The University of Auckland
Monday, 18 June 2012
The experiments found that when organisms adapted to different environments reproduced sexually, the species more rapidly adapted to both environments. The findings contradicted an evolutionary biology theory but mirrored what occurs in the real world.
University of Auckland scientists have provided the first experimental explanation of how sexual reproduction helps species adapt in challenging real-world environments, solving a classic conundrum in evolutionary biology.
“According to classic evolutionary theory, sexual reproduction should actually retard species’ ability to adapt to complex environments and in the long run prevent the evolution of new species,” explains lead researcher Dr Mat Goddard.
“But in the real world, sex is a highly successful strategy that doesn’t prevent new species from evolving, so what we see in nature doesn’t tally with the theory. Our experimental work provides the first explanation for this and supports an alternate evolutionary theory.”
As organisms adapt to environmental challenges they accumulate genetic changes that help them survive.
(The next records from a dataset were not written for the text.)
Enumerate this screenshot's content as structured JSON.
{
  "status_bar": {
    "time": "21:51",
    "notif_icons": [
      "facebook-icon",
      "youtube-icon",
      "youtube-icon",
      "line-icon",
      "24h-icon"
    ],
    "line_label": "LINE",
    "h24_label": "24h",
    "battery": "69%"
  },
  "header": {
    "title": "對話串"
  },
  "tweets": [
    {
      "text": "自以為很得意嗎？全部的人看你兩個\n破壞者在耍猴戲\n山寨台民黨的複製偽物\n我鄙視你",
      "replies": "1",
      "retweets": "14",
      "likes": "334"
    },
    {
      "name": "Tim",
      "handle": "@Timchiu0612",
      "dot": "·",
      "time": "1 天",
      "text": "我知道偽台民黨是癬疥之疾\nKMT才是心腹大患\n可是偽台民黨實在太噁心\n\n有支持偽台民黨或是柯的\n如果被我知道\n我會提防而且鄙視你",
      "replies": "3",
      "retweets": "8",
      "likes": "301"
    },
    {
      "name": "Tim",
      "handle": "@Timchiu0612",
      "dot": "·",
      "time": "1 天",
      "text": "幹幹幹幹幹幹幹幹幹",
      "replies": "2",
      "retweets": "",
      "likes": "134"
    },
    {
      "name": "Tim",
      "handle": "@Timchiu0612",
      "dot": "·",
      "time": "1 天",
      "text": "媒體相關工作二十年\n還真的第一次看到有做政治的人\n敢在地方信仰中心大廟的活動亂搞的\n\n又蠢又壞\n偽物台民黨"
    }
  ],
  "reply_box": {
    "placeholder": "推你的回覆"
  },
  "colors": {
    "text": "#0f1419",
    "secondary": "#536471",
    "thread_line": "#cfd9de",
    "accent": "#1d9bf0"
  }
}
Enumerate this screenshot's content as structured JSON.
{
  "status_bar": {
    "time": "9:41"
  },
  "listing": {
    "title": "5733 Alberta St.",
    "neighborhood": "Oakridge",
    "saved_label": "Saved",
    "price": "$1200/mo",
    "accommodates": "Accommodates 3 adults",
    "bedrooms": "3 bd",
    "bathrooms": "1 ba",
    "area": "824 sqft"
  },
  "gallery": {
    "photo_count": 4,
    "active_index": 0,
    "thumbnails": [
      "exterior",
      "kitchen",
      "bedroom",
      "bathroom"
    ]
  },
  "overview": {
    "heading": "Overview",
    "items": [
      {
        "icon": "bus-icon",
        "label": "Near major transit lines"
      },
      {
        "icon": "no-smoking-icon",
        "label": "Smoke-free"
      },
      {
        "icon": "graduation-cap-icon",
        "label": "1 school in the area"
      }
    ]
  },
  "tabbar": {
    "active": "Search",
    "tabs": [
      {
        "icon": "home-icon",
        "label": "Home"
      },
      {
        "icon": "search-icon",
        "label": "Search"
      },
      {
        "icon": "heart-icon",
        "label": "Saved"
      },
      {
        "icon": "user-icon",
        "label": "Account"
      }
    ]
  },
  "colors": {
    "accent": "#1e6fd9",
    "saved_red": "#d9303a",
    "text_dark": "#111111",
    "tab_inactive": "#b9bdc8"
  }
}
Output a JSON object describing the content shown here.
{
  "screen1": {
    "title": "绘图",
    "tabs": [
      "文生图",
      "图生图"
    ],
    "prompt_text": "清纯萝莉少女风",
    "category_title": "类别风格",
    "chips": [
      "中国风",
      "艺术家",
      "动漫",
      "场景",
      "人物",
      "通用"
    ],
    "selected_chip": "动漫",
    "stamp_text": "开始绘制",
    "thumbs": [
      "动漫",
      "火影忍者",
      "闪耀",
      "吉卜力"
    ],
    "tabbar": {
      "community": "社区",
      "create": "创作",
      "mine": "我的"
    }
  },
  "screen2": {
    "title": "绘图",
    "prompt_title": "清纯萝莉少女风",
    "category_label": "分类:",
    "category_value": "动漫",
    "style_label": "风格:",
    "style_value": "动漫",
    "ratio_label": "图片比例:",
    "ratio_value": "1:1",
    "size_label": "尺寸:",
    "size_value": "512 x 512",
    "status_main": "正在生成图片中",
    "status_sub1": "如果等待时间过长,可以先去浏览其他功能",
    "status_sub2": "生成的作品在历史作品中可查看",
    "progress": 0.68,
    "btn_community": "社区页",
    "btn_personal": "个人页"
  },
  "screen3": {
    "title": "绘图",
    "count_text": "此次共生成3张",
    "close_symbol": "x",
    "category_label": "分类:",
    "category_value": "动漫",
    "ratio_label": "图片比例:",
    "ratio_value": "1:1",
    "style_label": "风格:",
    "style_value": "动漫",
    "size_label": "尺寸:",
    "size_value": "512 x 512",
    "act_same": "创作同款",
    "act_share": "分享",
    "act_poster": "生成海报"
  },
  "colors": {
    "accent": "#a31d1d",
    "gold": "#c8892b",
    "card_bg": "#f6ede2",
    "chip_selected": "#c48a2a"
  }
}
Since sexual reproduction produces offspring with a mix of genes from both parents, in theory, sex between organisms adapting to different environments should be detrimental. It would produce offspring poorly adapted to either environment because helpful genes are diluted and, according to classic theory, genes that are beneficial in one situation are detrimental in another.
To test the theory the researchers developed special yeast that could be switched from asexual to sexual forms. Two groups of yeast grown in different environments were allowed to sexually reproduce, to see whether this slowed the species’ simultaneous adaptation to both environments as predicted by the theory.
In fact, sexual reproduction proved advantageous, allowing more rapid adaptation to both environments even when there was interbreeding between the two groups. The results were consistent with a little-known alternate theory, which states that genes that confer a benefit in one environment are not necessarily detrimental in another and would therefore not disadvantage the offspring of mixed parents.
“If the classic theory were true, then any breeding between groups of organisms adapting to different environments would dramatically slow their evolution. So to explain how new species evolve, classical theorists have had to come up with all sorts of convoluted scenarios, like the emergence of ‘magic genes’ for mate choice to prevent sexual reproduction between populations,” says Dr Goddard.
“Our work is much more consistent with what we see in the real world. It supports an alternate theory, in which organisms adapting to different environmental niches can live alongside one another and interbreed occasionally but this doesn’t compromise their evolution or the eventual development of new species, in fact sex enhances this process.”
The research was funded by a Marsden grant and a University of Auckland PhD scholarship to Jeremy Gray, and has been published online in the journal Ecology Letters.
Editor's Note: Original news release can be found here.